Saturday, January 15, 2011
Monday, January 10, 2011
Monday, January 3, 2011
We have become so accustomed to limitless electrical power at low cost that we no longer think seriously about conserving it. Even as CFL and LED lighting technology are marketed as "green" products, we keep looking for new and creative uses for electricity requiring greater production and transmission over long distances on demand. Although we can only store small amounts of it, we expect electrical power to be there when we want it.

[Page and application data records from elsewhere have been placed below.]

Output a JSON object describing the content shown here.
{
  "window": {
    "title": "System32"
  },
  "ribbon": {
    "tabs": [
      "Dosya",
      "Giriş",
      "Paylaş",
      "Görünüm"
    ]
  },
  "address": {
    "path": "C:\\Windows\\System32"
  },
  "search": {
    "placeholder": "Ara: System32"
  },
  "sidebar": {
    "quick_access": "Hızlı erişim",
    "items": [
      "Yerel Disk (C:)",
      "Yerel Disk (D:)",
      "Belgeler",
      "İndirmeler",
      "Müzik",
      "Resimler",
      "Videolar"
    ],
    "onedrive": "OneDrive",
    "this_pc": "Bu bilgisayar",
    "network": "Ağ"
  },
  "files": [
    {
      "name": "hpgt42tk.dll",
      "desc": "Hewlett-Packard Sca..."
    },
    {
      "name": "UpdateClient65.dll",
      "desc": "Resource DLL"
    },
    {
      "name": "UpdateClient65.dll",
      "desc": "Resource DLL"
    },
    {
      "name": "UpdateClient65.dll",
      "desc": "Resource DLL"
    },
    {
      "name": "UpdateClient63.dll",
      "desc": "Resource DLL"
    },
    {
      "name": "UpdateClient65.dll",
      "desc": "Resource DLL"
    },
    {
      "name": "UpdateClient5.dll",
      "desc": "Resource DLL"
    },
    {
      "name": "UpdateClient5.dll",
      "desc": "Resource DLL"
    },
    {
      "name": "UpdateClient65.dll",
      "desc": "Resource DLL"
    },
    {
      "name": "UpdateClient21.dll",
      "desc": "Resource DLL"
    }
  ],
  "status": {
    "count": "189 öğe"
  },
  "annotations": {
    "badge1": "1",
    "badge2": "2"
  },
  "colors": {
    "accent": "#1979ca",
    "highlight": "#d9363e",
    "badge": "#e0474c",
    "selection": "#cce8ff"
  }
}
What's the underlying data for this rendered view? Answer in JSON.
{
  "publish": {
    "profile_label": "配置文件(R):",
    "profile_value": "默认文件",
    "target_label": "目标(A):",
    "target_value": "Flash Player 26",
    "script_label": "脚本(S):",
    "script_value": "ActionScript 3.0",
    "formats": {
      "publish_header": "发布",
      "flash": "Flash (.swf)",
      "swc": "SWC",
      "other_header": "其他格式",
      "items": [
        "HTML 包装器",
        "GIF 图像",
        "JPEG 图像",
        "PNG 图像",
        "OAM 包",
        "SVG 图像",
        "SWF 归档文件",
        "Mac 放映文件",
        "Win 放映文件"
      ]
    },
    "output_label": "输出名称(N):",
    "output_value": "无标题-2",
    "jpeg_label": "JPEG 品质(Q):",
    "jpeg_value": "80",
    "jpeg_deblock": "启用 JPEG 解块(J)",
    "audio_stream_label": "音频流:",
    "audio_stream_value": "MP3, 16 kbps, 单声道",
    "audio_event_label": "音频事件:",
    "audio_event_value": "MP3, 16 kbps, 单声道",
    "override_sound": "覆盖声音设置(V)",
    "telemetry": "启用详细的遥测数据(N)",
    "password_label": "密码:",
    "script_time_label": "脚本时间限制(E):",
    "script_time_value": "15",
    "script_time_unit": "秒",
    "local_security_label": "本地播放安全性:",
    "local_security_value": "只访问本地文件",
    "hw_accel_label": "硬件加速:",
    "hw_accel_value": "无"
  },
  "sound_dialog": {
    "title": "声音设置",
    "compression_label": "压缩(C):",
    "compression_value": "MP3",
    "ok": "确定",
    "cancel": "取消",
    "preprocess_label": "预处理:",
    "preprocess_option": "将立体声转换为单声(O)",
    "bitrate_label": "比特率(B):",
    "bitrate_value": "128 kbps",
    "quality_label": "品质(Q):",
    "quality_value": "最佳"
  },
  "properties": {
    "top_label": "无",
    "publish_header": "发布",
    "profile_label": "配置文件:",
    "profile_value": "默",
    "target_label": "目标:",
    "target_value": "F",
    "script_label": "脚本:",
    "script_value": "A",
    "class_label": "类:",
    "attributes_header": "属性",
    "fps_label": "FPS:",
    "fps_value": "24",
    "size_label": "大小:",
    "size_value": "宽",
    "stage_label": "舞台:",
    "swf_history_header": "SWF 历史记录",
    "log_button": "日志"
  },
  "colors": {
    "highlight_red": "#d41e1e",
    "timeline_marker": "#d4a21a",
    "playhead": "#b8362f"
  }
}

A recent study by NASA year highlghted our vulnerability to solar flare activity, which causes "space weather." The sun is starting to become more active, possibly reaching a peak of solar flare activity in 2012. This normally concerns astronauts and astronomers, but another group is concerned: our electric utility industry. When a solar storm bathes the earth in plasma radiation, the earth's magnetic field is disrupted, causing auroras. A large storm in 1989 caused Quebec's power grid to crash. A really big one in 1859 disrupted the U.S. telegraph system over a period of days. What might happen should another superstorm like the 1859 event stike today with our high dependence on electricity and electronic communications? Check out the latest Sky and Telescope magazine for the full story.

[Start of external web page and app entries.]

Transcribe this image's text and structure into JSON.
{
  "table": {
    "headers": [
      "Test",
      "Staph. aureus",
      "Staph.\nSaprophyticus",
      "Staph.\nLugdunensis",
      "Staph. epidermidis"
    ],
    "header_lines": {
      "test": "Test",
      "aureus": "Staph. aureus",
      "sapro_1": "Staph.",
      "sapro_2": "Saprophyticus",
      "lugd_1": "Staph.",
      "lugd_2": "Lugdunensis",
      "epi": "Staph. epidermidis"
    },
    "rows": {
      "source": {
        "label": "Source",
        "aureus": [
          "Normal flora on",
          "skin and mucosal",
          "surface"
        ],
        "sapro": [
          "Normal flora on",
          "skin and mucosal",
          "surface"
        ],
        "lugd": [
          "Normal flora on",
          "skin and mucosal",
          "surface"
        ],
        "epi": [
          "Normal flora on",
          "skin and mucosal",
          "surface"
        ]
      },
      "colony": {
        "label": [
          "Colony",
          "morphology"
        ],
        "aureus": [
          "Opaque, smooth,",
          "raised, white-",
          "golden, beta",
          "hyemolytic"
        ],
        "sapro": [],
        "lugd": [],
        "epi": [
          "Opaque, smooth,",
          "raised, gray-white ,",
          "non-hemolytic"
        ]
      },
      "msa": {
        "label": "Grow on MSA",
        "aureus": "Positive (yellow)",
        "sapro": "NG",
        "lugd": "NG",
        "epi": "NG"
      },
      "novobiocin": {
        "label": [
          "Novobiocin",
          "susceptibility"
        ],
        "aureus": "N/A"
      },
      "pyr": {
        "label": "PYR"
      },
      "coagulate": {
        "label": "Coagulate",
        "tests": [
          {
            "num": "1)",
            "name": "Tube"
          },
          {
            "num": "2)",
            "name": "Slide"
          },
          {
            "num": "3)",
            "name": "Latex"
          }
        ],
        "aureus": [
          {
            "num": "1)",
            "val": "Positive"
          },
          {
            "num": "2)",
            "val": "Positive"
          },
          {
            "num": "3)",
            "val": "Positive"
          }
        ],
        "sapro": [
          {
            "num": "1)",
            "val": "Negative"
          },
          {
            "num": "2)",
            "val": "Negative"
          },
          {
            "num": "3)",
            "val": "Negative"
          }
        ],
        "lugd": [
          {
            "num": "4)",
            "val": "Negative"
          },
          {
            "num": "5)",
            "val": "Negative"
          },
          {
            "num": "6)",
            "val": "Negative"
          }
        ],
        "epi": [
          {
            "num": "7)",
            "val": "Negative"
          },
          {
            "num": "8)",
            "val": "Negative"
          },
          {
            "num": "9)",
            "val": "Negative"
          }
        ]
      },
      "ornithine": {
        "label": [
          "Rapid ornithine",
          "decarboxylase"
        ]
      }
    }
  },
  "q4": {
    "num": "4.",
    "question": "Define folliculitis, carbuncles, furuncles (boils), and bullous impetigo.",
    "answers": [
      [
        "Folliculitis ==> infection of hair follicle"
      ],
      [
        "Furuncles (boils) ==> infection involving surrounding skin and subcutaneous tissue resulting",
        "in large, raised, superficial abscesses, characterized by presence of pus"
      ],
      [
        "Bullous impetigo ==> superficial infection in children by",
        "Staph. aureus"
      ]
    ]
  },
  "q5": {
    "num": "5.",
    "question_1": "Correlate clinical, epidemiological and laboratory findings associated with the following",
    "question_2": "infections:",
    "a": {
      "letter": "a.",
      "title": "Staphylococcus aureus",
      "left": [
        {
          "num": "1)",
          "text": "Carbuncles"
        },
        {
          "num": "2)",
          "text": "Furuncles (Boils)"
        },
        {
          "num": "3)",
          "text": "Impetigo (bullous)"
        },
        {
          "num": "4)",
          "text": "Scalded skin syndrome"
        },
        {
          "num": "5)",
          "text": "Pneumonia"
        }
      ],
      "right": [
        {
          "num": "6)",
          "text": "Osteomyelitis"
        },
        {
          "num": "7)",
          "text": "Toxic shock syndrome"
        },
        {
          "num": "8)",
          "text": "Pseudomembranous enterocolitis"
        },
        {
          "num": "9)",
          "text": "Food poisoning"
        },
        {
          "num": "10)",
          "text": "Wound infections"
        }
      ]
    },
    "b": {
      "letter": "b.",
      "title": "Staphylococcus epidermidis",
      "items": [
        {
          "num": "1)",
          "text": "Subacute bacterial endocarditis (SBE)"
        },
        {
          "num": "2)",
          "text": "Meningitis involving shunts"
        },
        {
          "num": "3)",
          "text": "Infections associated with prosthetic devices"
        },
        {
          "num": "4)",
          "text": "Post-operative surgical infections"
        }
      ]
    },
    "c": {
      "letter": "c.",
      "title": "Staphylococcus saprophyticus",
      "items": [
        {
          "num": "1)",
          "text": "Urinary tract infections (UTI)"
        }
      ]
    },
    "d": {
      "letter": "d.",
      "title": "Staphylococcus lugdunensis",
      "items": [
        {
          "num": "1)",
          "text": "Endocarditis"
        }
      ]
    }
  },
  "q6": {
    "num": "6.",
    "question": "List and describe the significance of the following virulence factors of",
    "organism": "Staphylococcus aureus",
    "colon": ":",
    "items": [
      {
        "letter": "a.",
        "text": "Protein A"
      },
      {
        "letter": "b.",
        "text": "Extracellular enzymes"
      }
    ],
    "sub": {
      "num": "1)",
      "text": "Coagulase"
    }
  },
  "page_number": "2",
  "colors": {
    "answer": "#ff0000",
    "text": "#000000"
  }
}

A superstorm may never happen anytime soon, or the effects may be minimized by utility industry efforts to harden the grid, but we should never take electricity for granted the way we do.
photo by NASA